On Wednesday, Microsoft employee Mike Davidson announced that the company introduced three distinct personality styles for its experimental AI-powered Bing chat bot: Creative, Balanced, or Accurate. Microsoft was testing the feature since February 24 with a limited number of users. Switching between modes produces different results that shift balance between accuracy and creativity.
Bing Chat is an AI-powered assistant based on an Advanced Large Language Model (LLM) developed by OpenAI. A key feature of Bing Chat is that it can search the web and incorporate the results into its responses.
Microsoft announced Bing Chat on February 7th, and soon after going live, enemy attacks regularly drove an early version of Bing Chat to simulated insanity, and users found the bot could be persuaded threaten them. Not long after, Microsoft drastically scaled back Bing Chat outbursts by imposing strict limits on the length of conversations.
Since then, the company has been experimenting with ways to bring back some of Bing Chat’s cheeky personality for those who wanted it, while also allowing other users to seek more specific answers. This led to the new three-choice Conversational Style UI.
In our experimentation with the three styles, we found that the “Creative” mode produced shorter and more unconventional suggestions that weren’t always safe or practical. Precise mode played it safe, sometimes suggesting nothing if it didn’t see a sure way to get a result.
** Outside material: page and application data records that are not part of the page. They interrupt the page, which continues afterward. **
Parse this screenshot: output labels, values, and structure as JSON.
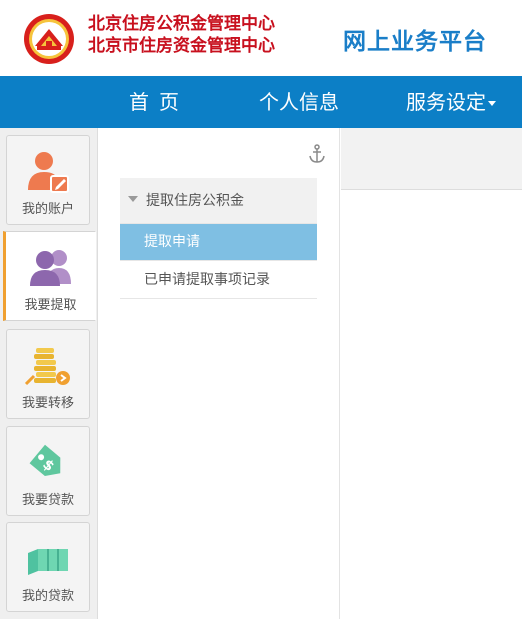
{
  "header": {
    "org_line_1": "北京住房公积金管理中心",
    "org_line_2": "北京市住房资金管理中心",
    "platform_title": "网上业务平台",
    "logo_icon": "housing-fund-emblem-icon"
  },
  "nav": {
    "home": "首页",
    "profile": "个人信息",
    "service": "服务设定"
  },
  "rail": {
    "items": [
      {
        "label": "我的账户",
        "icon": "account-user-edit-icon"
      },
      {
        "label": "我要提取",
        "icon": "users-group-icon"
      },
      {
        "label": "我要转移",
        "icon": "coin-stack-transfer-icon"
      },
      {
        "label": "我要贷款",
        "icon": "price-tag-dollar-icon"
      },
      {
        "label": "我的贷款",
        "icon": "loan-cash-icon"
      }
    ],
    "active_index": 1
  },
  "submenu": {
    "group_label": "提取住房公积金",
    "items": [
      {
        "label": "提取申请",
        "active": true
      },
      {
        "label": "已申请提取事项记录",
        "active": false
      }
    ]
  },
  "colors": {
    "nav_blue": "#0c7fc6",
    "brand_red": "#c8101e",
    "title_blue": "#1a7ec8",
    "active_item": "#7fbfe3",
    "rail_active_accent": "#f0a030"
  }
}
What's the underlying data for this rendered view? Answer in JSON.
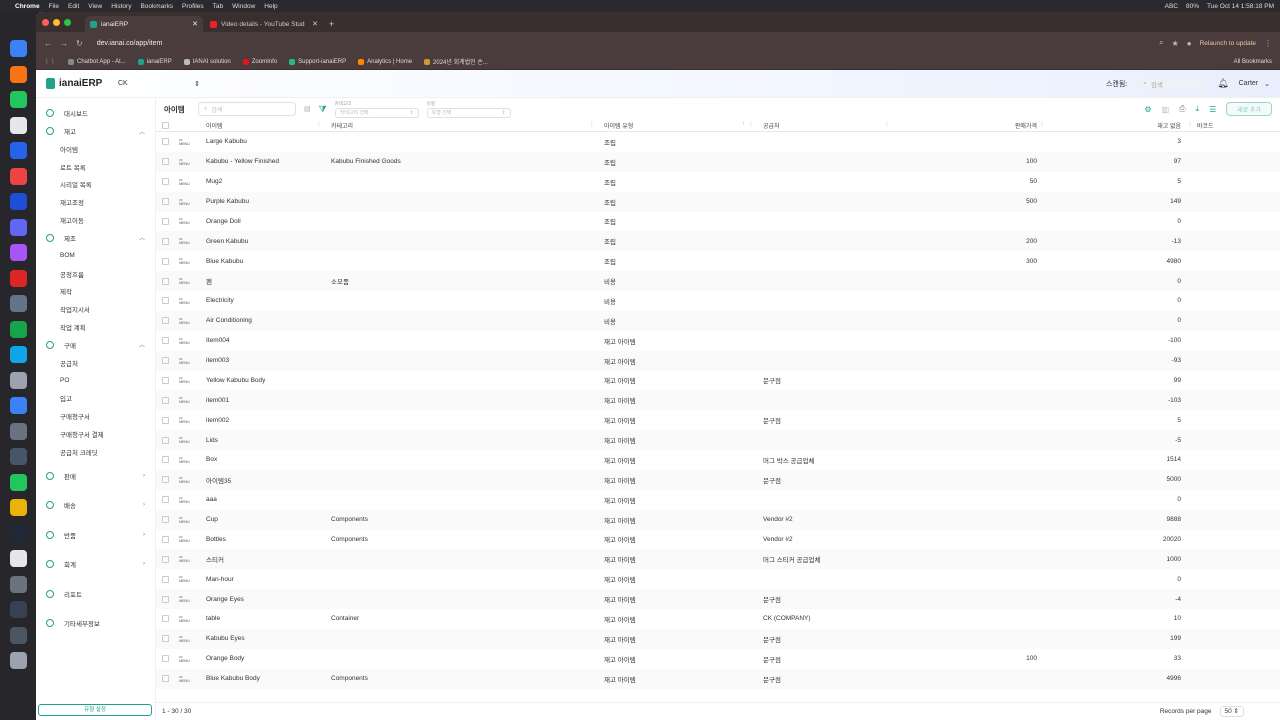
{
  "menubar": {
    "app": "Chrome",
    "items": [
      "File",
      "Edit",
      "View",
      "History",
      "Bookmarks",
      "Profiles",
      "Tab",
      "Window",
      "Help"
    ],
    "battery": "80%",
    "input": "ABC",
    "clock": "Tue Oct 14  1:58:18 PM"
  },
  "browser": {
    "tabs": [
      {
        "title": "ianaiERP",
        "active": true
      },
      {
        "title": "Video details - YouTube Studio",
        "active": false
      }
    ],
    "url": "dev.ianai.co/app/item",
    "relaunch": "Relaunch to update",
    "bookmarks": [
      "Chatbot App - AI...",
      "ianaiERP",
      "IANAI solution",
      "ZoomInfo",
      "Support-ianaiERP",
      "Analytics | Home",
      "2024년 회계법인 손..."
    ],
    "all_bookmarks": "All Bookmarks"
  },
  "app": {
    "brand": "ianaiERP",
    "company": "CK",
    "scan_label": "스캔됨:",
    "search_placeholder": "검색",
    "user": "Carter"
  },
  "sidebar": {
    "dashboard": "대시보드",
    "groups": [
      {
        "label": "재고",
        "open": true,
        "items": [
          "아이템",
          "로트 목록",
          "시리얼 목록",
          "재고조정",
          "재고이동"
        ]
      },
      {
        "label": "제조",
        "open": true,
        "items": [
          "BOM",
          "공정흐름",
          "제작",
          "작업지시서",
          "작업 계획"
        ]
      },
      {
        "label": "구매",
        "open": true,
        "items": [
          "공급처",
          "PO",
          "입고",
          "구매청구서",
          "구매청구서 결제",
          "공급처 크레딧"
        ]
      },
      {
        "label": "판매",
        "open": false,
        "items": []
      },
      {
        "label": "배송",
        "open": false,
        "items": []
      },
      {
        "label": "반품",
        "open": false,
        "items": []
      },
      {
        "label": "회계",
        "open": false,
        "items": []
      },
      {
        "label": "리포트",
        "open": false,
        "items": []
      },
      {
        "label": "기타세부정보",
        "open": false,
        "items": []
      }
    ],
    "bottom_button": "유형 설정"
  },
  "toolbar": {
    "title": "아이템",
    "search_placeholder": "검색",
    "filter_category_label": "카테고리",
    "filter_category_placeholder": "카테고리 선택",
    "filter_type_label": "유형",
    "filter_type_placeholder": "유형 선택",
    "new_button": "새로 추가"
  },
  "table": {
    "headers": [
      "아이템",
      "카테고리",
      "아이템 유형",
      "공급처",
      "판매가격",
      "재고 없음",
      "바코드"
    ],
    "rows": [
      [
        "Large Kabubu",
        "",
        "조립",
        "",
        "",
        "3",
        ""
      ],
      [
        "Kabubu - Yellow Finished",
        "Kabubu Finished Goods",
        "조립",
        "",
        "100",
        "97",
        ""
      ],
      [
        "Mug2",
        "",
        "조립",
        "",
        "50",
        "5",
        ""
      ],
      [
        "Purple Kabubu",
        "",
        "조립",
        "",
        "500",
        "149",
        ""
      ],
      [
        "Orange Doll",
        "",
        "조립",
        "",
        "",
        "0",
        ""
      ],
      [
        "Green Kabubu",
        "",
        "조립",
        "",
        "200",
        "-13",
        ""
      ],
      [
        "Blue Kabubu",
        "",
        "조립",
        "",
        "300",
        "4980",
        ""
      ],
      [
        "펜",
        "소모품",
        "비용",
        "",
        "",
        "0",
        ""
      ],
      [
        "Electricity",
        "",
        "비용",
        "",
        "",
        "0",
        ""
      ],
      [
        "Air Conditioning",
        "",
        "비용",
        "",
        "",
        "0",
        ""
      ],
      [
        "Item004",
        "",
        "재고 아이템",
        "",
        "",
        "-100",
        ""
      ],
      [
        "item003",
        "",
        "재고 아이템",
        "",
        "",
        "-93",
        ""
      ],
      [
        "Yellow Kabubu Body",
        "",
        "재고 아이템",
        "문구점",
        "",
        "99",
        ""
      ],
      [
        "item001",
        "",
        "재고 아이템",
        "",
        "",
        "-103",
        ""
      ],
      [
        "item002",
        "",
        "재고 아이템",
        "문구점",
        "",
        "5",
        ""
      ],
      [
        "Lids",
        "",
        "재고 아이템",
        "",
        "",
        "-5",
        ""
      ],
      [
        "Box",
        "",
        "재고 아이템",
        "머그 박스 공급업체",
        "",
        "1514",
        ""
      ],
      [
        "아이템35",
        "",
        "재고 아이템",
        "문구점",
        "",
        "5000",
        ""
      ],
      [
        "aaa",
        "",
        "재고 아이템",
        "",
        "",
        "0",
        ""
      ],
      [
        "Cup",
        "Components",
        "재고 아이템",
        "Vendor #2",
        "",
        "9888",
        ""
      ],
      [
        "Bottles",
        "Components",
        "재고 아이템",
        "Vendor #2",
        "",
        "20020",
        ""
      ],
      [
        "스티커",
        "",
        "재고 아이템",
        "머그 스티커 공급업체",
        "",
        "1000",
        ""
      ],
      [
        "Man-hour",
        "",
        "재고 아이템",
        "",
        "",
        "0",
        ""
      ],
      [
        "Orange Eyes",
        "",
        "재고 아이템",
        "문구점",
        "",
        "-4",
        ""
      ],
      [
        "table",
        "Container",
        "재고 아이템",
        "CK (COMPANY)",
        "",
        "10",
        ""
      ],
      [
        "Kabubu Eyes",
        "",
        "재고 아이템",
        "문구점",
        "",
        "199",
        ""
      ],
      [
        "Orange Body",
        "",
        "재고 아이템",
        "문구점",
        "100",
        "33",
        ""
      ],
      [
        "Blue Kabubu Body",
        "Components",
        "재고 아이템",
        "문구점",
        "",
        "4996",
        ""
      ]
    ]
  },
  "footer": {
    "range": "1 - 30 / 30",
    "rpp_label": "Records per page",
    "rpp_value": "50"
  }
}
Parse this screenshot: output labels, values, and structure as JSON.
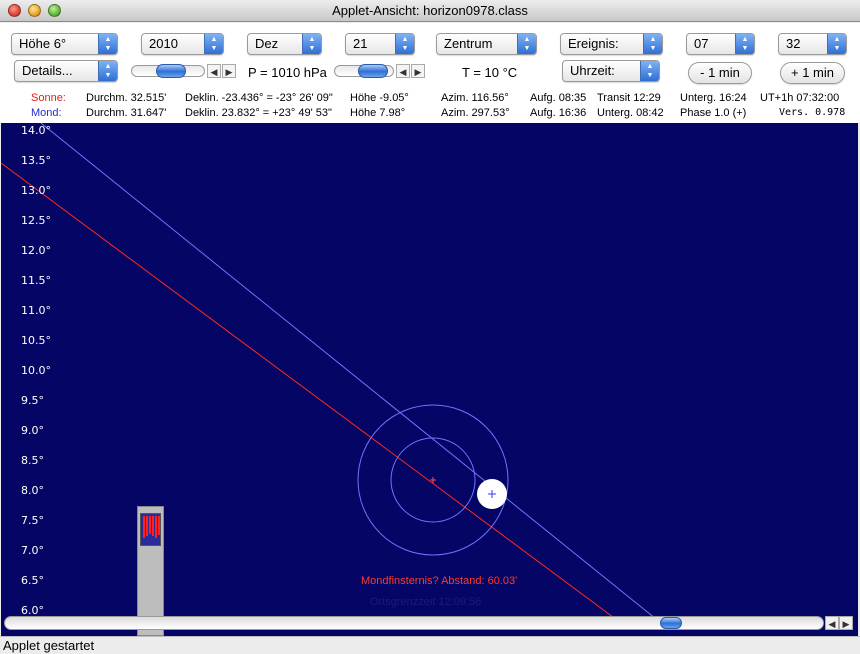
{
  "window": {
    "title": "Applet-Ansicht: horizon0978.class"
  },
  "controls": {
    "hoehe": "Höhe 6°",
    "year": "2010",
    "month": "Dez",
    "day": "21",
    "center": "Zentrum",
    "event": "Ereignis:",
    "hour": "07",
    "minute": "32",
    "details": "Details...",
    "pressure": "P = 1010 hPa",
    "temperature": "T = 10 °C",
    "time_mode": "Uhrzeit:",
    "minus_min": "- 1 min",
    "plus_min": "+ 1 min"
  },
  "sun": {
    "label": "Sonne:",
    "diameter": "Durchm. 32.515'",
    "declination": "Deklin. -23.436° = -23° 26' 09\"",
    "altitude": "Höhe -9.05°",
    "azimuth": "Azim. 116.56°",
    "rise": "Aufg. 08:35",
    "transit": "Transit 12:29",
    "set": "Unterg. 16:24",
    "ut": "UT+1h  07:32:00"
  },
  "moon": {
    "label": "Mond:",
    "diameter": "Durchm. 31.647'",
    "declination": "Deklin. 23.832° = +23° 49' 53\"",
    "altitude": "Höhe 7.98°",
    "azimuth": "Azim. 297.53°",
    "rise": "Aufg. 16:36",
    "set": "Unterg. 08:42",
    "phase": "Phase 1.0 (+)",
    "version": "Vers. 0.978"
  },
  "sky": {
    "y_ticks": [
      "14.0°",
      "13.5°",
      "13.0°",
      "12.5°",
      "12.0°",
      "11.5°",
      "11.0°",
      "10.5°",
      "10.0°",
      "9.5°",
      "9.0°",
      "8.5°",
      "8.0°",
      "7.5°",
      "7.0°",
      "6.5°",
      "6.0°"
    ],
    "eclipse_text": "Mondfinsternis? Abstand: 60.03'",
    "local_time_text": "Ortsgrenzzeit 12:09:56",
    "colors": {
      "background": "#050565",
      "moon_path": "#6f74ff",
      "ecliptic": "#ff2a1a",
      "eclipse_text": "#ff3a2a",
      "moon": "#ffffff"
    }
  },
  "status": {
    "text": "Applet gestartet"
  }
}
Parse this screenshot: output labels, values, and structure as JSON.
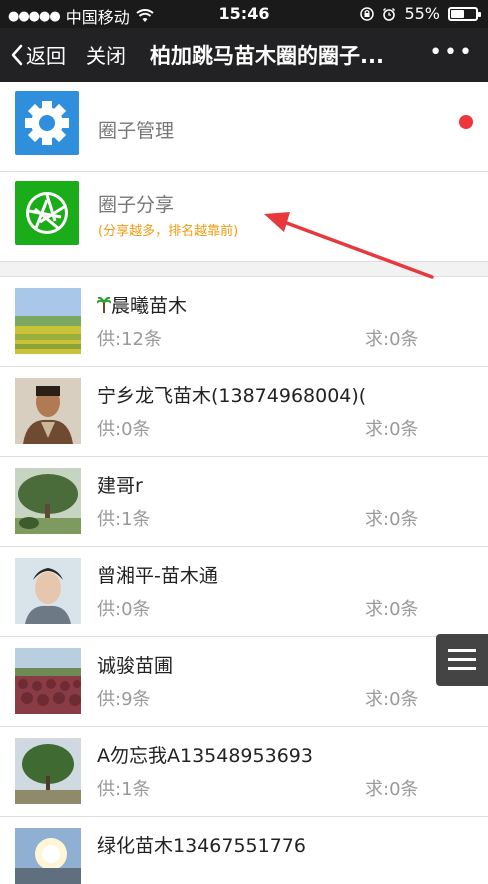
{
  "status_bar": {
    "carrier": "中国移动",
    "time": "15:46",
    "battery": "55%",
    "battery_level": 0.55
  },
  "navbar": {
    "back_label": "返回",
    "close_label": "关闭",
    "title": "柏加跳马苗木圈的圈子...",
    "more_label": "•••"
  },
  "menu": {
    "manage_label": "圈子管理",
    "share_label": "圈子分享",
    "share_hint": "(分享越多，排名越靠前)"
  },
  "members": [
    {
      "name": "晨曦苗木",
      "supply": "供:12条",
      "demand": "求:0条"
    },
    {
      "name": "宁乡龙飞苗木(13874968004)(",
      "supply": "供:0条",
      "demand": "求:0条"
    },
    {
      "name": "建哥r",
      "supply": "供:1条",
      "demand": "求:0条"
    },
    {
      "name": "曾湘平-苗木通",
      "supply": "供:0条",
      "demand": "求:0条"
    },
    {
      "name": "诚骏苗圃",
      "supply": "供:9条",
      "demand": "求:0条"
    },
    {
      "name": "A勿忘我A13548953693",
      "supply": "供:1条",
      "demand": "求:0条"
    },
    {
      "name": "绿化苗木13467551776",
      "supply": "",
      "demand": ""
    }
  ],
  "colors": {
    "manage_tile": "#2f8fdc",
    "share_tile": "#1aac19",
    "accent_orange": "#f39c12",
    "red_dot": "#f0353d",
    "arrow": "#e8383d"
  }
}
In the middle, Balanced mode often produced the longest responses with the most detailed search results and site citations in its responses.
For large language models, unexpected inaccuracies (hallucinations) often increase with increasing “creativity,” which usually means the AI model deviates more from the information it learned in its dataset. AI researchers often call this property “temperature‘, but Bing team members say there’s more at work with the new conversation styles.
According to Microsoft employees Mikhail Parakhinswitching modes in Bing Chat changes fundamental aspects of the bot’s behavior, including switching between different AI models that have been received additional training of human reactions to its output. The different modes also use different initial prompts, meaning Microsoft is swapping out the personality-defining prompt, like the one uncovered in the prompt injection attack we wrote about in February.
While Bing Chat is still only available to those who have signed up for a waitlist, Microsoft is continually refining Bing Chat and other AI-powered Bing search features as it prepares to make it more widely available to users. Microsoft recently announced plans to bring the technology into Windows 11.
This article was previously published on Source link